Whether you're logging hours at the beach, or simply walking a few minutes each day on your morning commute, any time spent in the sun during the hottest months of the year can wreak havoc on your hair. Take it from Kyle White, lead colorist at New York City's Oscar Blandi salon, who says that colored strands are particularly susceptible. "Fading color is the number one complaint that I hear during this season," says White. "Exposure to the air causes oxygen molecules to attach themselves to the color molecules in your hair. It’s the same process that causes rust." Not into the rusty look? Try White's at-home tips for restoring that just-stepped-out-of-the-salon shimmer.
"If you see your color getting white and ashy after being in the sun, then you'll want to do a chamomile rinse," says White. "Just steep some chamomile tea and let it cool completely, then run it through your hair. Leaving it on for five to fifteen minutes before rinsing will add warmth to your color."

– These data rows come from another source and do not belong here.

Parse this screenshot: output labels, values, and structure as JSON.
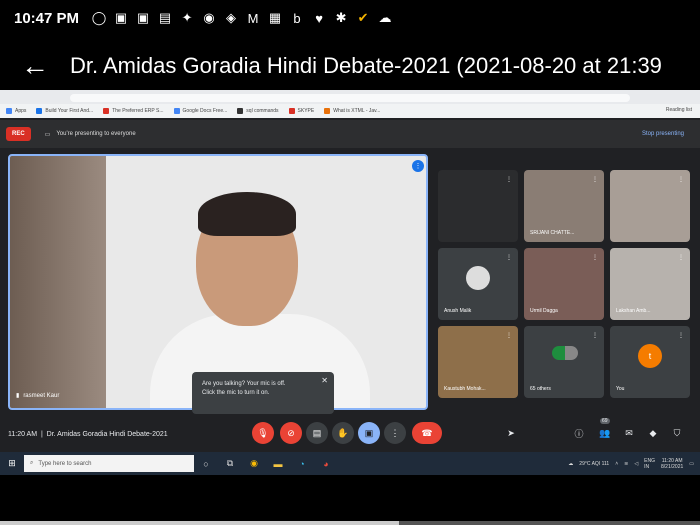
{
  "status_bar": {
    "time": "10:47 PM"
  },
  "video": {
    "title": "Dr. Amidas Goradia Hindi Debate-2021 (2021-08-20 at 21:39",
    "progress": 0.57
  },
  "browser": {
    "bookmarks": [
      {
        "label": "Apps",
        "color": "#4285f4"
      },
      {
        "label": "Build Your First And...",
        "color": "#1a73e8"
      },
      {
        "label": "The Preferred ERP S...",
        "color": "#d93025"
      },
      {
        "label": "Google Docs Free...",
        "color": "#4285f4"
      },
      {
        "label": "sql commands",
        "color": "#333333"
      },
      {
        "label": "SKYPE",
        "color": "#d93025"
      },
      {
        "label": "What is XTML - Jav...",
        "color": "#e8710a"
      }
    ],
    "reading_list": "Reading list"
  },
  "meet": {
    "rec_label": "REC",
    "presenting_text": "You're presenting to everyone",
    "stop_presenting": "Stop presenting",
    "main_speaker": "rasmeet Kaur",
    "tooltip": {
      "line1": "Are you talking? Your mic is off.",
      "line2": "Click the mic to turn it on."
    },
    "tiles": [
      {
        "name": "",
        "bg": "#2b2c2e"
      },
      {
        "name": "SRIJANI CHATTE...",
        "bg": "#8a7d74"
      },
      {
        "name": "",
        "bg": "#a89e96"
      },
      {
        "name": "Anush Malik",
        "bg": "#3c4043"
      },
      {
        "name": "Urmil Dagga",
        "bg": "#7a5d57"
      },
      {
        "name": "Lakshan Amb...",
        "bg": "#b7b2ad"
      },
      {
        "name": "Kaustubh Mohak...",
        "bg": "#8e6f4a"
      },
      {
        "name": "65 others",
        "bg": "#3c4043"
      },
      {
        "name": "You",
        "bg": "#3c4043"
      }
    ],
    "meeting_time": "11:20 AM",
    "meeting_title": "Dr. Amidas Goradia Hindi Debate-2021",
    "badge_count": "69"
  },
  "taskbar": {
    "search_placeholder": "Type here to search",
    "weather": "29°C AQI 111",
    "lang": "ENG",
    "region": "IN",
    "time": "11:20 AM",
    "date": "8/21/2021"
  }
}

"If you're a brunette, too much sun will likely give your hair an orange tinge," explains White. "If you’re a dark brunette, rinse your hair with grape Kool-Aid—the blue hue removes orange tones. If you're a light brunette, try a coffee rinse. Brew black coffee, let it cool, and comb it through your hair. The longer you leave it, the more the brown color will deposit. 15 minutes is long enough for it to be effective."
"The challenge here is a loss of vibrancy," notes White. "Red hair dulls down after sun exposure. Cranberry juice is a great at-home rinse—just comb it through, wait fifteen minutes, then wash it out. But if you want a really vibrant, rock-star red, opt for cherry Hi-C instead of cranberry juice."